* **What to do**:
Where a line of the data holds the word "NXP金币", copy that line.

+++ Task data

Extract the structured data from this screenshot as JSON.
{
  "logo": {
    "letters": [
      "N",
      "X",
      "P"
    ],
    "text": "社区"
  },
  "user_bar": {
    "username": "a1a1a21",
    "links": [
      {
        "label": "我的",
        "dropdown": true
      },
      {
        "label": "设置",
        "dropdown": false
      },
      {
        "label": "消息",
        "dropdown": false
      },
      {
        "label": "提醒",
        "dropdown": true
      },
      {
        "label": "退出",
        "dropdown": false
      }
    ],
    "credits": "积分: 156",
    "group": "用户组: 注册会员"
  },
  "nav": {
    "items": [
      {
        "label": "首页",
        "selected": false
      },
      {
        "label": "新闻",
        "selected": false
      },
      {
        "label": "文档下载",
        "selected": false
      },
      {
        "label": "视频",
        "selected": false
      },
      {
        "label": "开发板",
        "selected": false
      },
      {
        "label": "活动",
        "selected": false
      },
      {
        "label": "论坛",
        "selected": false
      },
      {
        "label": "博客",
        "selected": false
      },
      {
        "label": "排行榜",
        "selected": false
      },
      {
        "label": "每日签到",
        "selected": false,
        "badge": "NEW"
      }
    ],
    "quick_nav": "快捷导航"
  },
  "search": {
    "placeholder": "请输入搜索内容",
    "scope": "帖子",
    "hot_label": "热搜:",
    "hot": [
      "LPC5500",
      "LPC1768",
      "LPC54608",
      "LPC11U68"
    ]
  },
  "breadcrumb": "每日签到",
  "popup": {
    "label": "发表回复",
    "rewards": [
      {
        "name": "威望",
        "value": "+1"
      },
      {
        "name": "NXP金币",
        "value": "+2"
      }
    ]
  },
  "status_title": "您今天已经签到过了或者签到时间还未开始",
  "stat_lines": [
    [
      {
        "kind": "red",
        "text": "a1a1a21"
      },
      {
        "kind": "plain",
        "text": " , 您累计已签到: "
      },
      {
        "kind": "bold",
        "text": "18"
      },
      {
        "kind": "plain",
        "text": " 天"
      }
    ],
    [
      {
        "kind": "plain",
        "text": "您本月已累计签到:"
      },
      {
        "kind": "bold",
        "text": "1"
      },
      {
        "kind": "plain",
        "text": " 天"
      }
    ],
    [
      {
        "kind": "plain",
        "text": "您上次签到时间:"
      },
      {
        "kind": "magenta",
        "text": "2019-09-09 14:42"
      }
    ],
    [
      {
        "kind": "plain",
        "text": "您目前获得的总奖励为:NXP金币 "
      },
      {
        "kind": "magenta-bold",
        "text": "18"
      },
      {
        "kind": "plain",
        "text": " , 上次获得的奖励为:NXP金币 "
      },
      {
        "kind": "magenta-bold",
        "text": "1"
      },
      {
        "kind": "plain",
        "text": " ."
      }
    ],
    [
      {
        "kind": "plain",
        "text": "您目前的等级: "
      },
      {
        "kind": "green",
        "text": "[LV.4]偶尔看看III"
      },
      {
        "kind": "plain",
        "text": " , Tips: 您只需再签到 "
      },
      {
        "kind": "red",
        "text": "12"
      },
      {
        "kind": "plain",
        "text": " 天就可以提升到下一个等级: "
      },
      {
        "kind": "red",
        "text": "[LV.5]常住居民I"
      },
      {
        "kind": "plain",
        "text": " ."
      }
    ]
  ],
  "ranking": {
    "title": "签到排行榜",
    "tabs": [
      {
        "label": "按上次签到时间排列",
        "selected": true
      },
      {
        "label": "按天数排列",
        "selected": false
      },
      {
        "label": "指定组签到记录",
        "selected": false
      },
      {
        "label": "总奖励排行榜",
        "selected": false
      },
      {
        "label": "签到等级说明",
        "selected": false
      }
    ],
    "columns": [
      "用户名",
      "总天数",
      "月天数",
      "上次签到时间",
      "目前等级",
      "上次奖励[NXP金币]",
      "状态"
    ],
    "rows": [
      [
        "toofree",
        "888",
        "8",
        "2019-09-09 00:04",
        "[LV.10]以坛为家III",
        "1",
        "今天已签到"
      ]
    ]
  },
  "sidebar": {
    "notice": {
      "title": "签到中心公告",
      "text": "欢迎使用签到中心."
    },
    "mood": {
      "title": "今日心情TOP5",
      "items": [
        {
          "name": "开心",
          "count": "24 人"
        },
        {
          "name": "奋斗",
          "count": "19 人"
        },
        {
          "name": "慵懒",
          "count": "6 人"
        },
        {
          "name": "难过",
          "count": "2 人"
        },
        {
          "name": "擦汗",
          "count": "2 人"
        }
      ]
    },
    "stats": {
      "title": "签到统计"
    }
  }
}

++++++

* **Exercise solution**:
        "name": "NXP金币",
        "text": "您目前获得的总奖励为:NXP金币 "
        "text": " , 上次获得的奖励为:NXP金币 "
      "上次奖励[NXP金币]",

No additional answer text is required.